:: WHAT IS EXPECTED ::
In the entries that follow, how many lines contain the word "JSON"? Answer with the number only.

:: RECORDS ::
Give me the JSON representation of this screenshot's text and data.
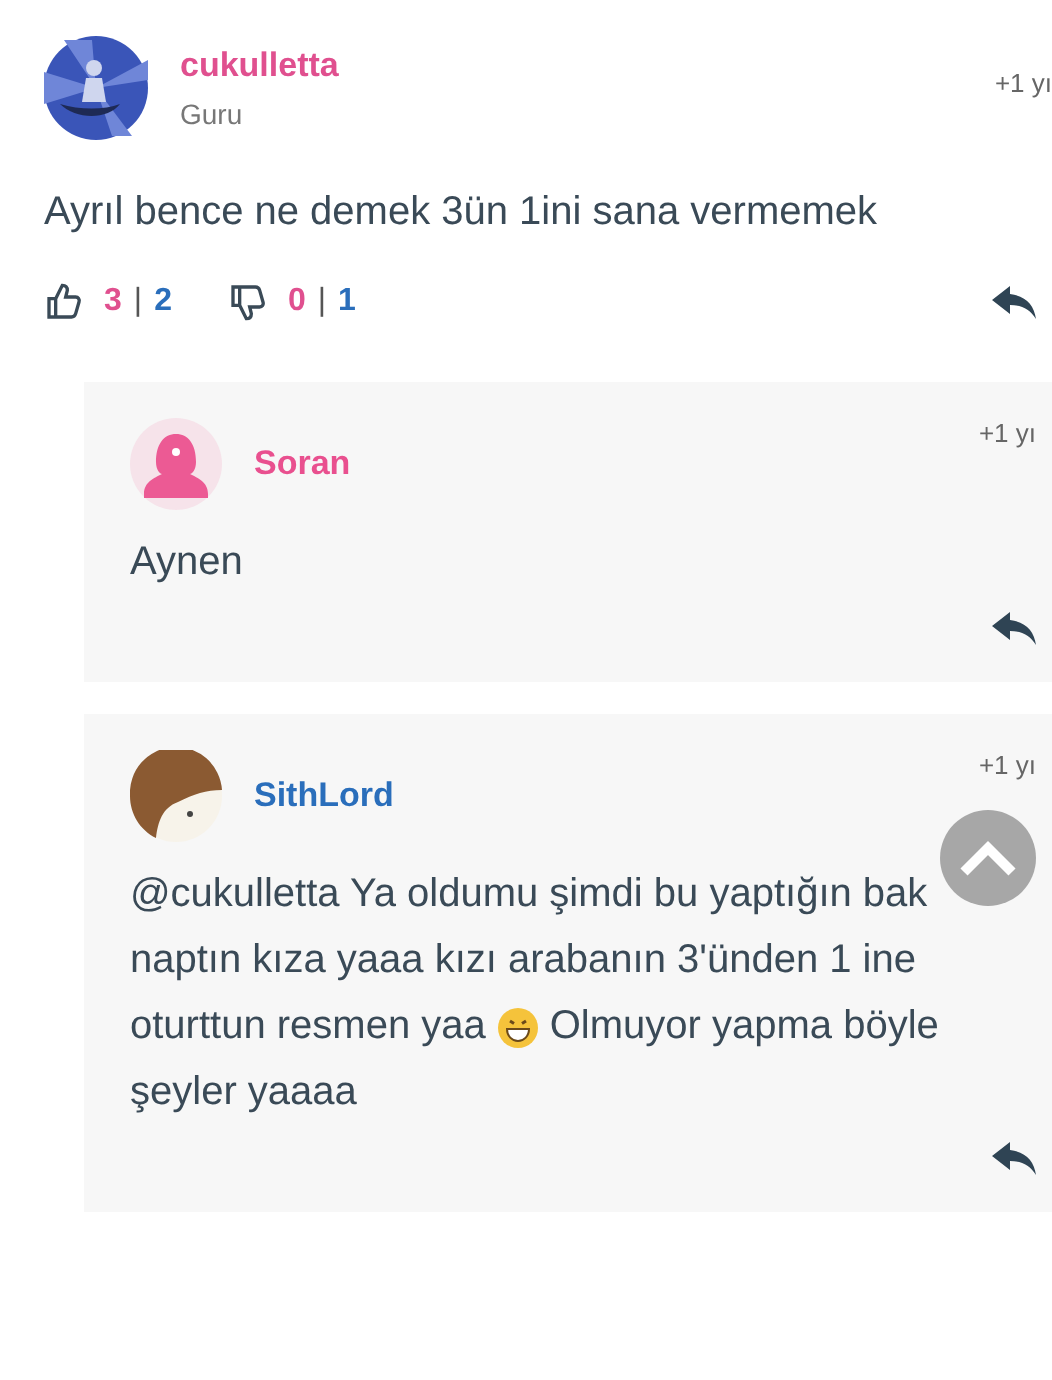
{
  "comment": {
    "author": "cukulletta",
    "color": "#e0508f",
    "rank": "Guru",
    "time": "+1 yı",
    "text": "Ayrıl bence ne demek 3ün 1ini sana vermemek",
    "likes": "3",
    "likes_other": "2",
    "dislikes": "0",
    "dislikes_other": "1",
    "separator": "|"
  },
  "replies": [
    {
      "author": "Soran",
      "color": "#e9508f",
      "avatar": {
        "kind": "anonymous"
      },
      "time": "+1 yı",
      "lines": [
        [
          {
            "kind": "text",
            "text": "Aynen"
          }
        ]
      ]
    },
    {
      "author": "SithLord",
      "color": "#2a6ebb",
      "avatar": {
        "kind": "user"
      },
      "time": "+1 yı",
      "lines": [
        [
          {
            "kind": "text",
            "text": "@cukulletta Ya oldumu şimdi bu yaptığın bak"
          }
        ],
        [
          {
            "kind": "text",
            "text": "naptın kıza yaaa kızı arabanın 3'ünden 1 ine"
          }
        ],
        [
          {
            "kind": "text",
            "text": "oturttun resmen yaa"
          },
          {
            "kind": "emoji"
          },
          {
            "kind": "text",
            "text": "Olmuyor yapma böyle"
          }
        ],
        [
          {
            "kind": "text",
            "text": "şeyler yaaaa"
          }
        ]
      ]
    }
  ]
}
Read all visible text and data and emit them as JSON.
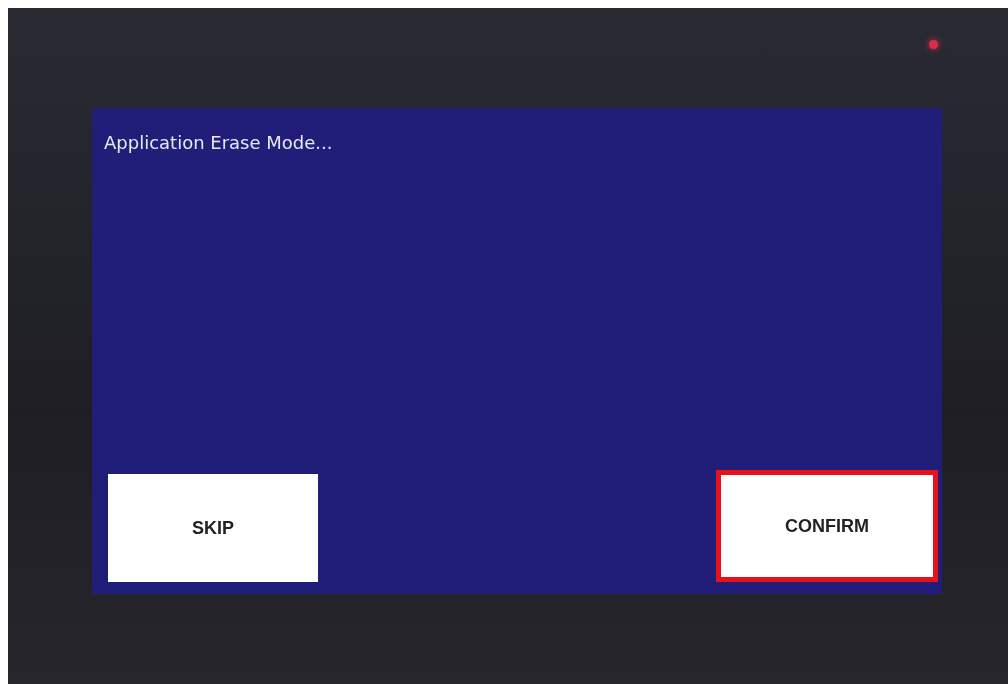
{
  "device": {
    "led_on": true
  },
  "screen": {
    "message": "Application Erase Mode..."
  },
  "buttons": [
    {
      "label": "SKIP",
      "highlighted": false
    },
    {
      "label": "CONFIRM",
      "highlighted": true
    }
  ]
}
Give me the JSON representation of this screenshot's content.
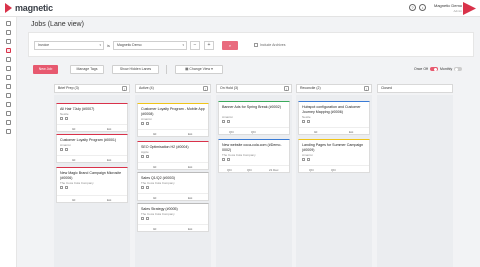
{
  "app": {
    "name": "magnetic"
  },
  "user": {
    "name": "Magnetic Demo",
    "role": "Admin"
  },
  "header_icons": [
    "help-icon",
    "bell-icon"
  ],
  "sidebar_icons": [
    "dashboard-icon",
    "user-icon",
    "dollar-icon",
    "home-icon",
    "list-icon",
    "clock-icon",
    "folder-icon",
    "calendar-icon",
    "check-icon",
    "settings-icon",
    "people-icon",
    "report-icon",
    "chart-icon"
  ],
  "page_title": "Jobs (Lane view)",
  "filters": {
    "field_value": "Invoice",
    "operator_label": "is",
    "value_value": "Magnetic Demo",
    "minus_label": "−",
    "plus_label": "+",
    "search_icon": "search-icon",
    "include_archives_label": "Include Archives"
  },
  "toolbar": {
    "new_job_label": "New Job",
    "manage_tags_label": "Manage Tags",
    "show_hidden_lanes_label": "Show Hidden Lanes",
    "change_view_label": "Change View",
    "once_off_label": "Once Off",
    "monthly_label": "Monthly"
  },
  "lanes": [
    {
      "title": "Brief Prep",
      "count": "3"
    },
    {
      "title": "Active",
      "count": "4"
    },
    {
      "title": "On Hold",
      "count": "3"
    },
    {
      "title": "Reconcile",
      "count": "2"
    },
    {
      "title": "Closed",
      "count": ""
    }
  ],
  "cards": {
    "c1": {
      "title": "All Hair 7July (#0007)",
      "client": "Nestle",
      "f1": "0d",
      "f2": "Est"
    },
    "c2": {
      "title": "Customer Loyalty Program (#0001)",
      "client": "Amazon",
      "f1": "0d",
      "f2": "Est"
    },
    "c3": {
      "title": "New Magic Brand Campaign Microsite (#0006)",
      "client": "The Coca Cola Company",
      "f1": "0d",
      "f2": "Est"
    },
    "c4": {
      "title": "Customer Loyalty Program - Mobile App (#0008)",
      "client": "Amazon",
      "f1": "0d",
      "f2": "Est"
    },
    "c5": {
      "title": "SEO Optimisation H2 (#0004)",
      "client": "Apple",
      "f1": "0d",
      "f2": "Est"
    },
    "c6": {
      "title": "Sales Q1/Q2 (#0003)",
      "client": "The Coca Cola Company",
      "f1": "0d",
      "f2": "Est"
    },
    "c7": {
      "title": "Sales Strategy (#0005)",
      "client": "The Coca Cola Company",
      "f1": "0d",
      "f2": "Est"
    },
    "c8": {
      "title": "Banner Ads for Spring Break (#0002)",
      "client": "Amazon",
      "f1": "Qhr",
      "f2": "Qhr"
    },
    "c9": {
      "title": "New website coca-cola.com (#Demo-0002)",
      "client": "The Coca Cola Company",
      "f1": "Qhr",
      "f2": "Qhr",
      "f3": "21 Dec"
    },
    "c10": {
      "title": "Hubspot configuration and Customer Journey Mapping (#0006)",
      "client": "Nestle",
      "f1": "0d",
      "f2": "Est"
    },
    "c11": {
      "title": "Landing Pages for Summer Campaign (#0009)",
      "client": "Amazon",
      "f1": "Qhr",
      "f2": "Qhr"
    }
  }
}
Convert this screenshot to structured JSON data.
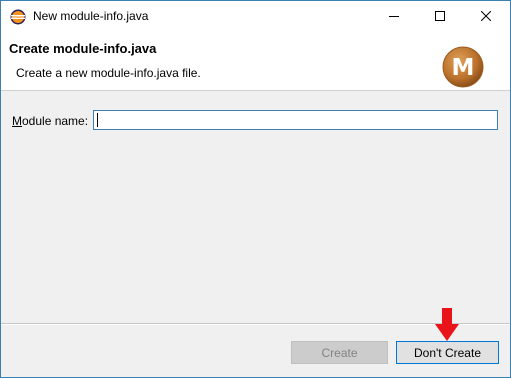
{
  "window": {
    "title": "New module-info.java",
    "controls": [
      "minimize-icon",
      "maximize-icon",
      "close-icon"
    ]
  },
  "header": {
    "title": "Create module-info.java",
    "description": "Create a new module-info.java file.",
    "logo_letter": "M"
  },
  "form": {
    "module_name_label_mnemonic": "M",
    "module_name_label_rest": "odule name:",
    "module_name_value": "",
    "module_name_placeholder": ""
  },
  "buttons": {
    "create_label": "Create",
    "dont_create_label": "Don't Create"
  },
  "colors": {
    "accent": "#0078d7",
    "window_border": "#3c7fb1",
    "logo": "#c07a2e",
    "arrow": "#e8141a"
  }
}
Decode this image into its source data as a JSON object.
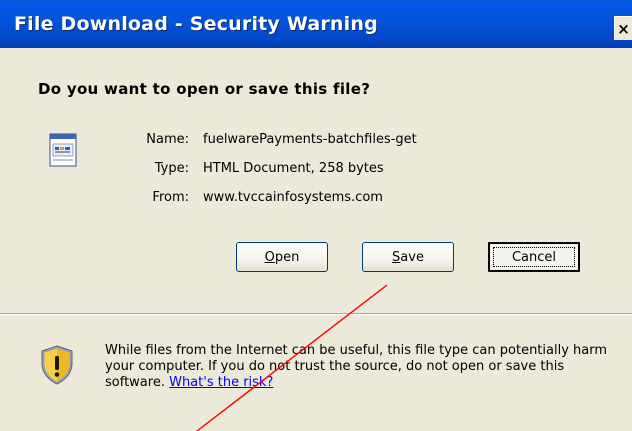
{
  "window": {
    "title": "File Download - Security Warning",
    "close_glyph": "×"
  },
  "prompt": {
    "question": "Do you want to open or save this file?"
  },
  "file_info": {
    "icon": "html-document-icon",
    "name_label": "Name:",
    "name_value": "fuelwarePayments-batchfiles-get",
    "type_label": "Type:",
    "type_value": "HTML Document, 258 bytes",
    "from_label": "From:",
    "from_value": "www.tvccainfosystems.com"
  },
  "buttons": {
    "open": {
      "mnemonic": "O",
      "rest": "pen"
    },
    "save": {
      "mnemonic": "S",
      "rest": "ave"
    },
    "cancel": "Cancel"
  },
  "warning": {
    "icon": "shield-warning-icon",
    "text": "While files from the Internet can be useful, this file type can potentially harm your computer. If you do not trust the source, do not open or save this software. ",
    "risk_link": "What's the risk?"
  },
  "colors": {
    "titlebar": "#0453db",
    "dialog_bg": "#ece9d8",
    "link": "#0000ff",
    "annotation_line": "#ff0000"
  }
}
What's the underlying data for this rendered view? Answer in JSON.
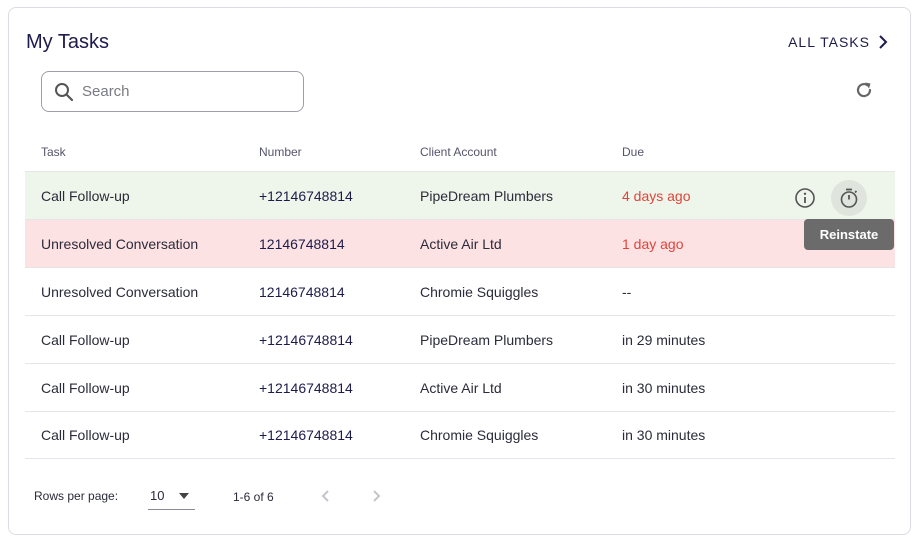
{
  "header": {
    "title": "My Tasks",
    "all_tasks_label": "ALL TASKS"
  },
  "search": {
    "placeholder": "Search",
    "value": ""
  },
  "table": {
    "columns": [
      "Task",
      "Number",
      "Client Account",
      "Due"
    ],
    "rows": [
      {
        "task": "Call Follow-up",
        "number": "+12146748814",
        "client": "PipeDream Plumbers",
        "due": "4 days ago",
        "highlight": "green",
        "due_overdue": true
      },
      {
        "task": "Unresolved Conversation",
        "number": "12146748814",
        "client": "Active Air Ltd",
        "due": "1 day ago",
        "highlight": "red",
        "due_overdue": true
      },
      {
        "task": "Unresolved Conversation",
        "number": "12146748814",
        "client": "Chromie Squiggles",
        "due": "--",
        "highlight": "none",
        "due_overdue": false
      },
      {
        "task": "Call Follow-up",
        "number": "+12146748814",
        "client": "PipeDream Plumbers",
        "due": "in 29 minutes",
        "highlight": "none",
        "due_overdue": false
      },
      {
        "task": "Call Follow-up",
        "number": "+12146748814",
        "client": "Active Air Ltd",
        "due": "in 30 minutes",
        "highlight": "none",
        "due_overdue": false
      },
      {
        "task": "Call Follow-up",
        "number": "+12146748814",
        "client": "Chromie Squiggles",
        "due": "in 30 minutes",
        "highlight": "none",
        "due_overdue": false
      }
    ]
  },
  "row_actions": {
    "info_icon": "info-icon",
    "timer_icon": "timer-icon",
    "tooltip": "Reinstate"
  },
  "footer": {
    "rows_per_page_label": "Rows per page:",
    "rows_per_page_value": "10",
    "range": "1-6 of 6"
  },
  "colors": {
    "accent": "#1d1b4b",
    "overdue": "#e0443b",
    "row_green": "#eef5ea",
    "row_red": "#fde2e4",
    "tooltip_bg": "#6b6b6b"
  }
}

:: ANSWER SPACE ::
6